Wednesday, June 22, 2011

Talk of Germs…Once Again!

By Elias Harfoush  

Through his speech yesterday, President Bashar al-Assad wanted to make use of his medical and scientific background in order to explain what Syria is being subjected to. He did not dismiss the importance of the “conspiracy” or its responsibility for the events, but he also focused on the internal part of the “treatment”. Indeed, he likened the conspiracies to germs coming from the outside and that may be present in the body of any country. He explained to us that medicine never sought to exterminate those germs, but rather to provide an internal immunity that allows the body to fight them in an effective manner.
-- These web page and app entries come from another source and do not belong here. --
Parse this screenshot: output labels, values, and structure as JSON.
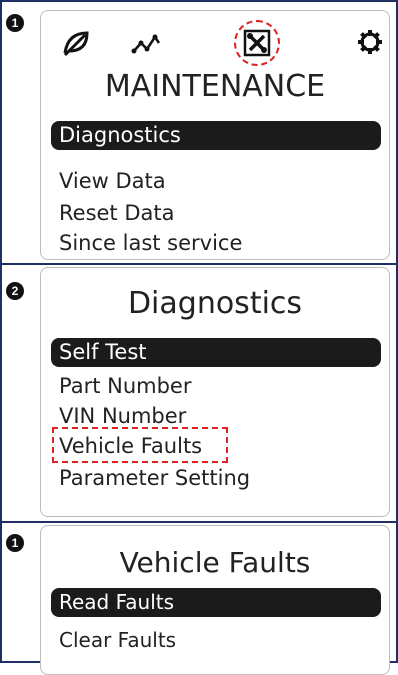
{
  "panel1": {
    "step": "1",
    "icons": [
      "leaf-icon",
      "graph-icon",
      "wrench-screwdriver-icon",
      "gear-icon"
    ],
    "title": "MAINTENANCE",
    "items": [
      "Diagnostics",
      "View Data",
      "Reset Data",
      "Since last service"
    ]
  },
  "panel2": {
    "step": "2",
    "title": "Diagnostics",
    "items": [
      "Self Test",
      "Part Number",
      "VIN Number",
      "Vehicle Faults",
      "Parameter Setting"
    ]
  },
  "panel3": {
    "step": "1",
    "title": "Vehicle Faults",
    "items": [
      "Read Faults",
      "Clear Faults"
    ]
  },
  "colors": {
    "frame": "#1f2f63",
    "highlight": "#d22222",
    "selected_bg": "#1b1b1b"
  }
}
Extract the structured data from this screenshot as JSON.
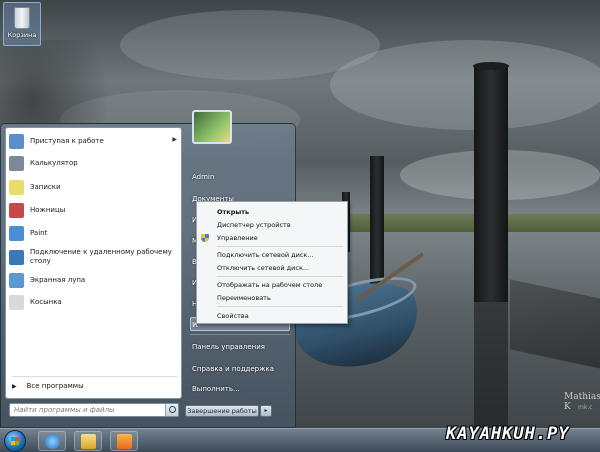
{
  "desktop": {
    "recycle_bin_label": "Корзина",
    "watermark_name": "Mathias K",
    "watermark_sub": "mk.c"
  },
  "start_menu": {
    "programs": [
      {
        "label": "Приступая к работе",
        "icon": "getting-started-icon",
        "color": "#5b8fc7",
        "has_submenu": true
      },
      {
        "label": "Калькулятор",
        "icon": "calculator-icon",
        "color": "#7c8a98",
        "has_submenu": false
      },
      {
        "label": "Записки",
        "icon": "sticky-notes-icon",
        "color": "#e8dc6a",
        "has_submenu": false
      },
      {
        "label": "Ножницы",
        "icon": "snipping-tool-icon",
        "color": "#c84848",
        "has_submenu": false
      },
      {
        "label": "Paint",
        "icon": "paint-icon",
        "color": "#4a8fd6",
        "has_submenu": false
      },
      {
        "label": "Подключение к удаленному рабочему столу",
        "icon": "remote-desktop-icon",
        "color": "#3c78b8",
        "has_submenu": false
      },
      {
        "label": "Экранная лупа",
        "icon": "magnifier-icon",
        "color": "#5a9ad0",
        "has_submenu": false
      },
      {
        "label": "Косынка",
        "icon": "solitaire-icon",
        "color": "#d9d9d9",
        "has_submenu": false
      }
    ],
    "all_programs": "Все программы",
    "search_placeholder": "Найти программы и файлы",
    "right_items": [
      "Admin",
      "Документы",
      "И",
      "М",
      "В",
      "И",
      "Н",
      "И",
      "К",
      "Панель управления",
      "Справка и поддержка",
      "Выполнить..."
    ],
    "shutdown_label": "Завершение работы",
    "shutdown_arrow": "▸"
  },
  "context_menu": {
    "items": [
      "Открыть",
      "Диспетчер устройств",
      "Управление",
      "Подключить сетевой диск...",
      "Отключить сетевой диск...",
      "Отображать на рабочем столе",
      "Переименовать",
      "Свойства"
    ]
  },
  "taskbar": {
    "pinned": [
      "ie-icon",
      "explorer-folder-icon",
      "media-player-icon"
    ]
  },
  "watermark_site": "KAYAHKUH.PY"
}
Thus, according to the Syrian president, there is an effective treatment for Syria’s infection with these germs. Apparently, Al-Assad thinks that this is a different treatment than the one suggested by Colonel Muammar Gaddafi - in order to fight the “rats” that had spread out in his country. Apparently, Al-Assad’s treatment is not one that merely consists of an amputation like the method of the Libyan leader who vowed to chase down his “rats” in “every street and every home.” It does include some mercy and humanity, in agreement with the Hippocratic oath, as it combines surgical treatment in the cases where this kind of treatment is an absolute necessity, with treatment through medication and pain killers, which needs some time to produce results. Thus, there was a call to wait for two or three months so that the laboratory experiments would be completed and the treatment period and perhaps full recovery would occur according to the hopes of the treating president.
For the sake of precision, we must indicate at this point that the last diagnosis announced by Dr. Bashar al-Assad concerning the Syrian situation is quite different from the earlier diagnosis that he came up with at the end of last January in his famous talk to the Wall Street Journal. In that talk, he considered that the “stagnant waters” – in the countries that had been hit with the Arab uprisings at the time – are the factor that led to the prevalence of pollution or to the appearance of germs in those countries. Back then, he was holding those regimes responsible for failing to uncover those stagnant waters before it was too late. Thus, it was inevitable for them to contract diseases.

Back then, the germs had not yet reached the “Syrian nation.” But now that it has happened, it was not easy for the president of the country to hold himself responsible for failing to protect his country from the stagnant waters. Thus, it was easier for him to hold the external germs responsible for this and to make promises of dealing with them through the activation of the internal immunity. This raises the question about what can be medically done in the Syrian case if the sick body refuses to respond to the treatment prescribed by the doctor.
This treatment is being faced by three obstacles that will be hard to overcome:

First, the patient has doubts concerning the efficiency of the treatment prescribed by the doctor. There is a feeling that the doctor has been late to prescribe the treatment since he had previously misdiagnosed the disease when he considered that the Syrian body is immune to the “germs” that hit some of its neighbors. However, he modified this diagnosis less than five months later. This indicates a lack of specificity in the diagnosis and doubts concerning the safety of the treatment. It is well known of course that the trust between the doctor and the patient is the basis for providing a chance to heal.
Second, there are doubts on whether the doctor – who is Dr. Al-Assad in this case – actually owns all the treatment tools, assuming that the diagnosis is correct and that the patient has honest intentions to heal. Based on the latest two speeches of the Syrian president since the beginning of the crisis, the promises of reform kept walking hand in hand with the security practices that left an important number of Syrian casualties. Al-Assad considered these to be “martyrs” and he said that this is a “personal loss” for him! This contradiction might indicate the presence of other doctors, in addition to the main doctor, who are suggesting other methods for treatment that are in disagreement with his diagnosis.

As to the third and perhaps most important obstacle, it relates to the ability of the patient’s body to wait for the suggested treatment period. Dr. Al-Assad indicated that this period will extend for three months, and that it might extend until the end of this year. However, the internal demands and the external calls for reform in Syria require a quick solution. This was set by the consultant of the Turkish President Abdullah Gul at “less than a week to the start of the foreign interference.” Meanwhile, the officials of the European Union and of President Barak Obama’s Administration have called on the Syrian regime to change…or to leave.
How can a doctor who is facing this kind of pressure be leading a successful treatment, and how can a patient wait for months to heal when this patient is saying that he has been living in the intensive care unit for four decades…and no one has asked about his state?

This commentary was published in al-Hayat on 21/06/2011

No comments:

Post a Comment